● Warren Buffett’s Berkshire Hathaway said second-quarter profit soared 41 percent to a record high, reflecting substantial investment gains and improved results in manufacturing, service and retail businesses. Berkshire said its overall net income grew to $6.4 billion, or $3,889 per Class A share. That is up from $4.54 billion, or $2,763 per Class A share, in the same quarter a year ago. Berkshire’s revenue improved 11 percent to $49.76 billion from last year’s $44.69 billion.

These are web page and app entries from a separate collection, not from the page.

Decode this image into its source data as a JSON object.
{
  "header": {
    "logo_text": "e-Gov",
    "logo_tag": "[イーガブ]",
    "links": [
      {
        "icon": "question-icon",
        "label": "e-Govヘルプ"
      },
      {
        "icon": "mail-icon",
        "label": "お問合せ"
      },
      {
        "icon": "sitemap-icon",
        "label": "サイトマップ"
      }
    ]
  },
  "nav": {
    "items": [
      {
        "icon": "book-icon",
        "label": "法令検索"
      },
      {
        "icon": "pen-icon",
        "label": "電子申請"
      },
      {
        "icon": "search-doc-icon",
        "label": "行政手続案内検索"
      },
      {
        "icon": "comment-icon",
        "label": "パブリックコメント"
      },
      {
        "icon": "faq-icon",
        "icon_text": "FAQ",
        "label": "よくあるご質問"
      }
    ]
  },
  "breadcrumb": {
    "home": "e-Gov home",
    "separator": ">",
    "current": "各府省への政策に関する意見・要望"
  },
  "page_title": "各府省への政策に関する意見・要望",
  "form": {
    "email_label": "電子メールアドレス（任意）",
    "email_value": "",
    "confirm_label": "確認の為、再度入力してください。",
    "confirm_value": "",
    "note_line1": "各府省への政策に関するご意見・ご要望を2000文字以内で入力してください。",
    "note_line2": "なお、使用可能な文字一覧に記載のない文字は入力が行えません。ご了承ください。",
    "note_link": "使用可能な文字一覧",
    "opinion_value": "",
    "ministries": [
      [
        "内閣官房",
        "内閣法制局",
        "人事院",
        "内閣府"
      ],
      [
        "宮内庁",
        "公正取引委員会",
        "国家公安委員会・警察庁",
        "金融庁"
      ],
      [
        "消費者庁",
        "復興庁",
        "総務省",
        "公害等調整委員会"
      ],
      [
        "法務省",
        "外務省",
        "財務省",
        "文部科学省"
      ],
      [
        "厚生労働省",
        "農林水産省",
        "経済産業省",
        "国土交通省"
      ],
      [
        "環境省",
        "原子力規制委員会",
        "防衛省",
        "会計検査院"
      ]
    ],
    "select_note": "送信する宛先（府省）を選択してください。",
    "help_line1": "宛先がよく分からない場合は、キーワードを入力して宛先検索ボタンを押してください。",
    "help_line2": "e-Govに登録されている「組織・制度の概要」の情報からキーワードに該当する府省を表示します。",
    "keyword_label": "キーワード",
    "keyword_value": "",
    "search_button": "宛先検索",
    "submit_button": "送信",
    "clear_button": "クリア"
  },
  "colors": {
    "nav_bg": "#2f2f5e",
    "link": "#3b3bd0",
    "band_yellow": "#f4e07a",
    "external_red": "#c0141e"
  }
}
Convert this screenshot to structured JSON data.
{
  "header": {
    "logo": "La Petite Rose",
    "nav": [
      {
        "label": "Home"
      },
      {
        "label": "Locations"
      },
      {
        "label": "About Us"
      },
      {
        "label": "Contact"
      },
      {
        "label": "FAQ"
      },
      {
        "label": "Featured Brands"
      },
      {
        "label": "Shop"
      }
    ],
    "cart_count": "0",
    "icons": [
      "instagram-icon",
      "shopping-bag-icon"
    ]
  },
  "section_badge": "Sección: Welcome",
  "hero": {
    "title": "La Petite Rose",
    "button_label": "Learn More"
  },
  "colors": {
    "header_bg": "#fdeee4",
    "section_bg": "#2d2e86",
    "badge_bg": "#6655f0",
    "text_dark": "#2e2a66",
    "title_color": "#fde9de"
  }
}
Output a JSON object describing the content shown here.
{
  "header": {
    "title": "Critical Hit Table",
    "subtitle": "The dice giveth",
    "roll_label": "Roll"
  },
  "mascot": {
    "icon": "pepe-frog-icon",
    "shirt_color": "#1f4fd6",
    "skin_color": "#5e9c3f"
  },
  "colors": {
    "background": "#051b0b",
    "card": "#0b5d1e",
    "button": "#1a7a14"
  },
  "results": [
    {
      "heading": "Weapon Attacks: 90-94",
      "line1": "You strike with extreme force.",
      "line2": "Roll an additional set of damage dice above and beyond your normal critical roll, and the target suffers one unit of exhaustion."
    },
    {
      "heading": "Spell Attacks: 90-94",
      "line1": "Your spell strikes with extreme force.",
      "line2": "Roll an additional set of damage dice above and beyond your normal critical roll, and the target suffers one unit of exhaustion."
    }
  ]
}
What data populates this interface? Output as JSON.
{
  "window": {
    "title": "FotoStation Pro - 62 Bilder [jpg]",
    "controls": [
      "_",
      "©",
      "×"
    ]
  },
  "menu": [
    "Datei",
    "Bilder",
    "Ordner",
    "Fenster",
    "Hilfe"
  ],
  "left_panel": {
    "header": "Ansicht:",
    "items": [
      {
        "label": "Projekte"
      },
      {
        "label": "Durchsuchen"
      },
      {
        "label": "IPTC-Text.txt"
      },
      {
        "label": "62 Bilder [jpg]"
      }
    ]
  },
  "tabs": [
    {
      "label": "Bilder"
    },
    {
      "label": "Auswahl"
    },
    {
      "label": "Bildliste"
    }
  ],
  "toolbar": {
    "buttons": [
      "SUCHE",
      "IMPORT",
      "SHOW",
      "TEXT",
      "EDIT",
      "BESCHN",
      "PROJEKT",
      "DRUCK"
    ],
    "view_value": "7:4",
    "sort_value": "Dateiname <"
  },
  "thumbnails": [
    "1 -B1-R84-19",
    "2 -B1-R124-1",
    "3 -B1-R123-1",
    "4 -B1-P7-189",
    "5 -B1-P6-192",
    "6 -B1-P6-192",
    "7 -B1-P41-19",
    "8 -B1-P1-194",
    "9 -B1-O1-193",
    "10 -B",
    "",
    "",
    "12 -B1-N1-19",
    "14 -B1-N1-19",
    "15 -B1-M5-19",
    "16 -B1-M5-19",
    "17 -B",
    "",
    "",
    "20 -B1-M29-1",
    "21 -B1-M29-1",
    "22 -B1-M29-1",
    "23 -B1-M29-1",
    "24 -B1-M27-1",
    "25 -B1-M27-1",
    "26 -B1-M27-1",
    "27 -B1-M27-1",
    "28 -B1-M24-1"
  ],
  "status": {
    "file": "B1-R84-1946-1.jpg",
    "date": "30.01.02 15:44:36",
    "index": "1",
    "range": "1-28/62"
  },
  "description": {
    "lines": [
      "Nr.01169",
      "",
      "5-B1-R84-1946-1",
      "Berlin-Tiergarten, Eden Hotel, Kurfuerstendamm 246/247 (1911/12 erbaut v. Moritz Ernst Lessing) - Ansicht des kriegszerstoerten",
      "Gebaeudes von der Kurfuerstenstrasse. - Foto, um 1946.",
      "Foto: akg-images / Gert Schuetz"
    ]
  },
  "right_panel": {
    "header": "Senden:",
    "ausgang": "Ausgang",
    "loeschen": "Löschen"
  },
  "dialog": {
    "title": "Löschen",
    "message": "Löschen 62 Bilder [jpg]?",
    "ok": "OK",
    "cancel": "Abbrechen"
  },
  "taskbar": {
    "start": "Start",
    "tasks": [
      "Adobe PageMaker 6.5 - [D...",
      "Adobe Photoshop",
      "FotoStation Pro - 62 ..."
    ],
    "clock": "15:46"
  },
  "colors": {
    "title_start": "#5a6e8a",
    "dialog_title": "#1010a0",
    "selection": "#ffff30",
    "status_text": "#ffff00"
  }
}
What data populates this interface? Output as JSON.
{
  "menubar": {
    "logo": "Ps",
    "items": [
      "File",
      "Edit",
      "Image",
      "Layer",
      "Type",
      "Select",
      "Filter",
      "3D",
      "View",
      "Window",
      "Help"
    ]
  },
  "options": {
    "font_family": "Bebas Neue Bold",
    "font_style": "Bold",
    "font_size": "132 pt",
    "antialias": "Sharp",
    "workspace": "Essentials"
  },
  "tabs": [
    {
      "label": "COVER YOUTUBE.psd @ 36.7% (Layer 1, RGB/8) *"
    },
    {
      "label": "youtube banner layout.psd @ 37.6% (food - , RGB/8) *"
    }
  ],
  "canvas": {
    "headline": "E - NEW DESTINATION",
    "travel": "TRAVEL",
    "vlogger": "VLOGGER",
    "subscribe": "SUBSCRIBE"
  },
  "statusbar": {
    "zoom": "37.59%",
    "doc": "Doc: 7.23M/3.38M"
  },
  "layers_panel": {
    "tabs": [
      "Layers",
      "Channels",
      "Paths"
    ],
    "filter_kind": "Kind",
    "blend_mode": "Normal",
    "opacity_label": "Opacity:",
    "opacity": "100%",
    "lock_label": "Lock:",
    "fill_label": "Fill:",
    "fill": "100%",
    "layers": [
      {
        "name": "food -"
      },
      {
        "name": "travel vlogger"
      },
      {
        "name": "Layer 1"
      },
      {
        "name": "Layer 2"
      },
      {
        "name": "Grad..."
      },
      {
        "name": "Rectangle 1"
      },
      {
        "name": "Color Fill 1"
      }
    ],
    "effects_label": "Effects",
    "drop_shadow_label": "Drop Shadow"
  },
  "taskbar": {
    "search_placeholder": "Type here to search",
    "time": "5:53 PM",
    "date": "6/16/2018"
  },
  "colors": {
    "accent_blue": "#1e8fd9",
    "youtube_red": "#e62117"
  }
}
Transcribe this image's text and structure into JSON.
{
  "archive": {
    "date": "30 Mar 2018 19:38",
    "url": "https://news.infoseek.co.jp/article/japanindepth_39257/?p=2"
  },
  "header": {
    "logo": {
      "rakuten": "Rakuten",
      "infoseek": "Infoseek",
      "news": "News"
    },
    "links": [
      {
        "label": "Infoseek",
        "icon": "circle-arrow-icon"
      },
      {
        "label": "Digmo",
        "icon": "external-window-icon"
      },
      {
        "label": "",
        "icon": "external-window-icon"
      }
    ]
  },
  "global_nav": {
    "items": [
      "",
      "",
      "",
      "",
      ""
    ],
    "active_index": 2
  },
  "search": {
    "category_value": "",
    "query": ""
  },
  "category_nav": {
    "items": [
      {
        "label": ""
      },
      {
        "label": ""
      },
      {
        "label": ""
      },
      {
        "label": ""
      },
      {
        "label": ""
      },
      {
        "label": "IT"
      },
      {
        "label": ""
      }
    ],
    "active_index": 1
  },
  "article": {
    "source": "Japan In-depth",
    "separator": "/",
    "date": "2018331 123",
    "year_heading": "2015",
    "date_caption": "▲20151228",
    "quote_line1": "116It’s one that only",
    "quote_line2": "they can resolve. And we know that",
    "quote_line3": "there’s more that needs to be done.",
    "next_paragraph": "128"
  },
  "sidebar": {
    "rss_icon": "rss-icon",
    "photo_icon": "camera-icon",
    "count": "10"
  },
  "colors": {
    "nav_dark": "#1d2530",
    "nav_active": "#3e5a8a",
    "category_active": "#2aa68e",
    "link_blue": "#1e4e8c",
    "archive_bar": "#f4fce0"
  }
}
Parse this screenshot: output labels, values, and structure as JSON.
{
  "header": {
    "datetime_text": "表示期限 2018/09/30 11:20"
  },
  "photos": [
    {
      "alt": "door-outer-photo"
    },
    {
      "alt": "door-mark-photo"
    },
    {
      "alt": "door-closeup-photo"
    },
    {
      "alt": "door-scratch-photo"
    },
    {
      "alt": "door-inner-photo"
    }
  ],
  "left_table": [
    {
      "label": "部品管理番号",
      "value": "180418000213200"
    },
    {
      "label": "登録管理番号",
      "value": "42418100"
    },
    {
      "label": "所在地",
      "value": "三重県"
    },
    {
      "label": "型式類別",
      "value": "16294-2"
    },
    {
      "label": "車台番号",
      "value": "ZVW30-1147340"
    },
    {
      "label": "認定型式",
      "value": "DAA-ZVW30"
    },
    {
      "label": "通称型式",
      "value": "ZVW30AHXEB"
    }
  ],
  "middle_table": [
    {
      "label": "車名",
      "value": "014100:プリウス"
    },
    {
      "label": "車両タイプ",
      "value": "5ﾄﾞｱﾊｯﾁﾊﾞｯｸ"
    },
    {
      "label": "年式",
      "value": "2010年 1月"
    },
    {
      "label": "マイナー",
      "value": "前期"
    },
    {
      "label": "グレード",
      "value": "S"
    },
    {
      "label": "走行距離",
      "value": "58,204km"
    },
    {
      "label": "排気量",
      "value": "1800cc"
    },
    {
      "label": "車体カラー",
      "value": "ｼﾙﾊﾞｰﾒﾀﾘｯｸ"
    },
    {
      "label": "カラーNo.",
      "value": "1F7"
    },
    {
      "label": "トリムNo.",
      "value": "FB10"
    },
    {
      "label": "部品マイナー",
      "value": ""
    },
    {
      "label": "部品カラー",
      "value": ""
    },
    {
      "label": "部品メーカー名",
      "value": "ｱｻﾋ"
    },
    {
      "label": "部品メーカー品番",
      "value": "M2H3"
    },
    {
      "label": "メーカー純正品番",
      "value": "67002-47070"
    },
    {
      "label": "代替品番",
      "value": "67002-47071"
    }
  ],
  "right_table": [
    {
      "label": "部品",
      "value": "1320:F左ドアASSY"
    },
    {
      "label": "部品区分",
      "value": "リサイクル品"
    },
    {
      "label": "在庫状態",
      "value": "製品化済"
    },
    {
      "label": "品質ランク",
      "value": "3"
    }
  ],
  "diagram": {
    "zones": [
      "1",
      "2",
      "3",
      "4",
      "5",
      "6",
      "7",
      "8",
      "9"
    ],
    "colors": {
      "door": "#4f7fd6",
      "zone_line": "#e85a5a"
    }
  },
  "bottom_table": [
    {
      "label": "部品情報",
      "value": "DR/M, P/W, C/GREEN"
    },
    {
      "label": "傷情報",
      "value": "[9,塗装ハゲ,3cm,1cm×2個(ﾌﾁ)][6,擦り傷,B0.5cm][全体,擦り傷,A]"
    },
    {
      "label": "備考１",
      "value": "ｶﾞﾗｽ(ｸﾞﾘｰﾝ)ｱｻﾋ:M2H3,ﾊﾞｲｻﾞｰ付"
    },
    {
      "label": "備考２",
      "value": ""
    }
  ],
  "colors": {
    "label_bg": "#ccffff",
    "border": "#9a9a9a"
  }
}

● Apple won preliminary court approval for its $450 million settlement of claims that it harmed consumers by conspiring with five publishers to raise e-book prices. In approving the accord, U.S. District Judge Denise Cote in Manhattan overcame concerns she had expressed over a settlement provision allowing Apple to pay only $70 million if related litigation were to drag out. Apple has been appealing Cote’s July 2013 finding, in a case brought by the Justice Department, that it violated antitrust laws for colluding with the publishers to drive up e-book prices and impede rivals such as Amazon.com.
● Moody’s ratings agency has upgraded Greece’s government bond rating, predicting a gradual decline of the national debt. The agency said it had raised the Greek rating by two notches from Caa3 to Caa1 — still below investment grade. Greece is set to emerge from recession this year for the first time since 2008. The country was rescued from the brink of bankruptcy in 2010 by an international bailout that was eventually worth $308 billion.
— From news services